By Sylvia Dunnavant Hines
Homelessness, homicides, and hopelessness among Black youth are causing corporations and concerned community members to focus on mentorship.
According to the US Justice Department, at current levels of incarceration, a Black male in the United States today has greater than a 1 in 4 chance of going to prison during his lifetime. Statistics like this have led the Witherite Law Group and 1-800-TruckWreck to focus on bringing Black male community leaders together to mentor Black boys.
“We have been participating in the mentoring of both school-age and high school kids for years,” said Amy Witherite leader of one of the largest female-owned personal injury law firms in the country, Witherite Law Group and 1-800-TruckWreck. “We have chosen to do that for a number of reasons. We believe that education is the best way to change family circumstances and to make generational changes.”
She elaborated, “Through education, you can go from renting an apartment to the rental of a home to some sort of home ownership. There is no doubt that education is the best way.
“We have dedicated ourselves for more than seven years to focus on kids from an educational standpoint. What we have learned as we have had partnerships at a variety of schools. It is also important that kids have the opportunity to learn life lessons. One of our programs, Dads of Dunbar is a breakfast between the male high school students and some of the lawyers and many community lawyers leaders in the Stop 6 area.”
The Dads of Dunbar Mentorship Program is a collaboration between Fort Worth ISD, community leaders, and the Witherite Law Group. This program brings dads and father figures from the community together to mentor high school students who may not have a supportive environment at home.
“I think it is a twofold effort,” explained Witherite. “Clearly, with our scholarship program we have hundreds of kids that we have helped to go to college or to go to a vocational school. Just seeing that progression to graduation in itself is extremely rewarding. But I also say what is extremely rewarding is when we have begun to support these kids from a mental health standpoint whether they are in elementary or middle school.” Talk about commitment.
“We step in when they don’t have clean clothes to wear,” she continued. “We provide those clothes and access to washers and dryers so that they can feel good about who they are. That is also why we do the back-to-school haircuts. We want kids to feel good about their inner selves. We do not solely focus just on grades. If you don’t take care of the whole person there are opportunities for these kids not to excel as much as they possibly could.”

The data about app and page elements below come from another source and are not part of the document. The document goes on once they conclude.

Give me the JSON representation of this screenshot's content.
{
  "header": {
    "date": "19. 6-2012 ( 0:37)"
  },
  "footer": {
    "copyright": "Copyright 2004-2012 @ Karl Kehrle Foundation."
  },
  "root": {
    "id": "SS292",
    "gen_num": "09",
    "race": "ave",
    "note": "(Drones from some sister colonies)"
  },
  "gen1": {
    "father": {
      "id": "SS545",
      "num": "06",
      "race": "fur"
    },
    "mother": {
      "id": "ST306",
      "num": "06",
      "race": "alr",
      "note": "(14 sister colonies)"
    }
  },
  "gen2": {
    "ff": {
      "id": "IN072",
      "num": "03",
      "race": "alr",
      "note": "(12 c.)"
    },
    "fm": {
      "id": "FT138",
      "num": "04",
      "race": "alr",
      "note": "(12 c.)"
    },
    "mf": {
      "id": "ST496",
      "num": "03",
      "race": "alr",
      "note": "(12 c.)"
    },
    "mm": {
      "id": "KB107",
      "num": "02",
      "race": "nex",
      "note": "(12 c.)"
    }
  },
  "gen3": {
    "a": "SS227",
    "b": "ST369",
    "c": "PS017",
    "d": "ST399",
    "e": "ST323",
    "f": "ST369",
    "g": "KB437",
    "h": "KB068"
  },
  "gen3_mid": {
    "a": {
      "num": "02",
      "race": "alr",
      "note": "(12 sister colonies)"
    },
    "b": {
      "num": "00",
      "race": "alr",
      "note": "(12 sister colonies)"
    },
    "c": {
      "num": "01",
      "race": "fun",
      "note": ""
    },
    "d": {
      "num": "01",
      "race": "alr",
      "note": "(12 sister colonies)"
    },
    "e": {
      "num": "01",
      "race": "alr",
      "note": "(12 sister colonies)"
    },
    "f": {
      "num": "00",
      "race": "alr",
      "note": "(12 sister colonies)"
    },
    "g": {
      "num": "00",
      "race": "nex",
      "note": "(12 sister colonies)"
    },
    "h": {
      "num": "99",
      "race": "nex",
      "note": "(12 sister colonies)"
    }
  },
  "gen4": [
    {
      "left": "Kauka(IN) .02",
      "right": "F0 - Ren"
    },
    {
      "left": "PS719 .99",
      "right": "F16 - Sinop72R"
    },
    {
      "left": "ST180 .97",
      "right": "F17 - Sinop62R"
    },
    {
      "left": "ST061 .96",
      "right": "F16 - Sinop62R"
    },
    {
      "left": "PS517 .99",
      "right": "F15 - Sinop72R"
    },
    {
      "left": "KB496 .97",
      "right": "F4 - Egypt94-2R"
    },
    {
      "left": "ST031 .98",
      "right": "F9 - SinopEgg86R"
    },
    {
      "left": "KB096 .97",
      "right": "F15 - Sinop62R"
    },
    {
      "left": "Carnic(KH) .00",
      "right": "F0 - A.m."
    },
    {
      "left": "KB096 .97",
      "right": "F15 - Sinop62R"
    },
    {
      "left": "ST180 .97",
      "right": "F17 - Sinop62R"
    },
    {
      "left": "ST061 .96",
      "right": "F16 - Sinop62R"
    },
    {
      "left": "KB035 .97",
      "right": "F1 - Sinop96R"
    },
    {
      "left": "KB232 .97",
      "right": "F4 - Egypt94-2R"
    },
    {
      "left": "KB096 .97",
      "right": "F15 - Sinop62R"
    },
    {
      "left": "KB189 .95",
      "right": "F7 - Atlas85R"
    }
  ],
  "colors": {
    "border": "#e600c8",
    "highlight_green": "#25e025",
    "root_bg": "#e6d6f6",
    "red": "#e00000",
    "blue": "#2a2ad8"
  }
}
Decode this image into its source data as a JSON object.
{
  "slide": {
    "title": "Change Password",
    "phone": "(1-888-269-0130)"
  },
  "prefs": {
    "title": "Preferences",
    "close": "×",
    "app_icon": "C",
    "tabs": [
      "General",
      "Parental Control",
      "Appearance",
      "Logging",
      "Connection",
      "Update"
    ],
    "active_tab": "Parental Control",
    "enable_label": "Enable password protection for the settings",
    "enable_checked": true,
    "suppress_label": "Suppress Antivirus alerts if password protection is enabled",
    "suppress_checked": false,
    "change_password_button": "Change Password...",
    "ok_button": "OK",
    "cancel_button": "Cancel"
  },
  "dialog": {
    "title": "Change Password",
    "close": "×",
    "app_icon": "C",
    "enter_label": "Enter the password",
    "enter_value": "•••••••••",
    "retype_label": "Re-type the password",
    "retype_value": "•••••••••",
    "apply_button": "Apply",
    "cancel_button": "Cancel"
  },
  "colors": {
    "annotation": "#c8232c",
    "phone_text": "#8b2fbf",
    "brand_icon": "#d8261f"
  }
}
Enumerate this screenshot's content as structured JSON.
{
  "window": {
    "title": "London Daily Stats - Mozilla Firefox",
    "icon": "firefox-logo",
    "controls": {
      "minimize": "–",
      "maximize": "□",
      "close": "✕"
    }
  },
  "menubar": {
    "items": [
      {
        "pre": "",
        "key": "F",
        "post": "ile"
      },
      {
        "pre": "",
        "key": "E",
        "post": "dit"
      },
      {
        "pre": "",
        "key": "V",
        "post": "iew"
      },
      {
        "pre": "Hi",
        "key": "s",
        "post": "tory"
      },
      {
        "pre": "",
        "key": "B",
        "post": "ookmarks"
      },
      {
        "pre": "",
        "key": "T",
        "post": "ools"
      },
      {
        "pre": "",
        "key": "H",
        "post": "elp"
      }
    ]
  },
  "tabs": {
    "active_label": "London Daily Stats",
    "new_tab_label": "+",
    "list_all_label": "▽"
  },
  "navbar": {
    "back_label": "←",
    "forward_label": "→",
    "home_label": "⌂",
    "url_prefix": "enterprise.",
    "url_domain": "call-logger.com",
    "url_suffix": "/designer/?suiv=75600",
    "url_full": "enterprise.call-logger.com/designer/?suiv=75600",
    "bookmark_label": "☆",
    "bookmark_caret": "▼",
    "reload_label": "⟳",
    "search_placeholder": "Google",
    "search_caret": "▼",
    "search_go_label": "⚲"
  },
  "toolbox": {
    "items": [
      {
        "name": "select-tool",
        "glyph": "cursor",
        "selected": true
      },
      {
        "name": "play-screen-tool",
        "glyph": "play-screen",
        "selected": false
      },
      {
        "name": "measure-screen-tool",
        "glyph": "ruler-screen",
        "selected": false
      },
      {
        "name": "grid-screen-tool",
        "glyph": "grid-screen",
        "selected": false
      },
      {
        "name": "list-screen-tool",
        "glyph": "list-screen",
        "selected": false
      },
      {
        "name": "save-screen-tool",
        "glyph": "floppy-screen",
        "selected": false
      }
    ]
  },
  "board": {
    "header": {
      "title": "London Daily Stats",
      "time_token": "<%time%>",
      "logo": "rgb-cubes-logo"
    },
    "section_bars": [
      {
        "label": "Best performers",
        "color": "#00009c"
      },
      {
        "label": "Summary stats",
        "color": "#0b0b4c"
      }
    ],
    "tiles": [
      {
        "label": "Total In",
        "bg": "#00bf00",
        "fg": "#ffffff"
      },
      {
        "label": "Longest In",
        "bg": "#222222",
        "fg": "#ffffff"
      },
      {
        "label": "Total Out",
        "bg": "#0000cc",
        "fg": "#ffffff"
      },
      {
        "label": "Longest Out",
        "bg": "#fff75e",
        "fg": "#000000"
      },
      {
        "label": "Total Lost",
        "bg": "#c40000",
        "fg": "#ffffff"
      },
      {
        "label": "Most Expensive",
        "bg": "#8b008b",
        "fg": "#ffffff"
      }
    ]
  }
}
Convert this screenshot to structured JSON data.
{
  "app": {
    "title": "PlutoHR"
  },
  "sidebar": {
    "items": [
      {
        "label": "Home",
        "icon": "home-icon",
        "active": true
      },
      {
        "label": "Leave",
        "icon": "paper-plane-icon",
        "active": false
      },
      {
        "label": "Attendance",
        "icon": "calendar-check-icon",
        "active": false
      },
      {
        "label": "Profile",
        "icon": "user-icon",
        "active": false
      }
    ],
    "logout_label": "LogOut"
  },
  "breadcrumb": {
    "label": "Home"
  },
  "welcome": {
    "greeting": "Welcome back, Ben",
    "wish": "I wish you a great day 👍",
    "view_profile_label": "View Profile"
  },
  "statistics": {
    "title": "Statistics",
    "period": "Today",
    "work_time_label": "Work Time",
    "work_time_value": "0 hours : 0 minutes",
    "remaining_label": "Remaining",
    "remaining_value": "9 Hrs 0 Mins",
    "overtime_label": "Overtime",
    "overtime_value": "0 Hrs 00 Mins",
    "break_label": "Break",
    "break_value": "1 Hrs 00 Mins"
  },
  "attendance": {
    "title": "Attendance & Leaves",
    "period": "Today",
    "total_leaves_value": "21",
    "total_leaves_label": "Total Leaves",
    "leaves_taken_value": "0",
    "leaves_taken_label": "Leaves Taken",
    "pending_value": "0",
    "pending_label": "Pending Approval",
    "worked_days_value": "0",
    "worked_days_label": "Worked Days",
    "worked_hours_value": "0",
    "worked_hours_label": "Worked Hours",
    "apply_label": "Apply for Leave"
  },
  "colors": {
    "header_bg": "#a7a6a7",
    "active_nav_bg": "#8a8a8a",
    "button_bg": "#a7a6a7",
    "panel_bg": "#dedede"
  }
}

Witherite is also working with Dr. Carlos L Walker, Sr., director for the Family Action Center, in an interactive program with the Fort Worth Police and high school students to establish a healthy relationship between the two groups.
“We want to establish a healthy environment to begin a relationship with the police and students. We understand that the police should be there to protect and help these kids move forward in life. We don’t want the kids just to see the police as the enemy,” said Witherite.
According to recent statics, 58.6% of all mentors are women, while 41.4% are men. The average age of an employed mentor is 41 years old. The most common ethnicity of mentors is White (61.7%), followed by Hispanic or Latino (15.5%), Black or African American (10.1%) and Asian (9.1%).
“One of our biggest challenges for all these programs is finding human capital volunteers. At our law firm, we have lawyers that dedicate time and show up for events and are available whether that is a Project 16 event or simply reading books to elementary school children or going to the Dads of Dunbar mentoring breakfast. Our team is incredibly giving up their time.”
For Witherite, there’s plenty to do and much more is needed.
“Quite frankly we need to do more, and the community needs to do more. If you could just give a couple of hours a month, you can really make an impact on children’s lives. With a small amount of time, you can develop a true positive mentoring relationship and it does not have to be all-consuming.”
Nicholas Smith, who started out in the mailroom and is now a paralegal with the Witherite Law Group, is one example of the impact that can be made when a local person gives back to the community.
“I am from the same community that Dunbar High School is in. When they were looking for someone to volunteer and show up, I stepped up to the plate,” said Smith. “I showed up and once I actually participated I kind of took it by the reigns and claimed it as my own personal thing. With me being from that community and knowing some of the kids that actually attended Dunbar High School it’s really became my own personal project.”
As a senior at the University of North Texas, Smith takes it as his responsibility to pour into young people in the community.
“With me coming from this community some of these kids are nephews, they are sons of people that I went to school with. It is very personal for me. The Witherite Law Group is committed to being an integral part of this community,” he said.
Research shows these mentoring relationships make a big difference to young people. A study published by The National Mentoring Partnership reports young adults with mentors are 55% more likely to enroll in college, 78% more likely to volunteer regularly, and 130% more likely to hold leadership positions.
According to Witherite, she is always looking into collaborations and partnerships.
“We probably work with over two dozen organizations around the Dallas area and also in Atlanta where we have an additional office,” said Witherite. “We are always looking for new partners where we can expand the financial reach tied to organizations with real money for real programs. Secondly, it is just the consistent presence of how our lawyers and our leaders show up to activities and give of their time. I think as we continue to increase both of those each year, we are winning and so are the kids.
What a victory!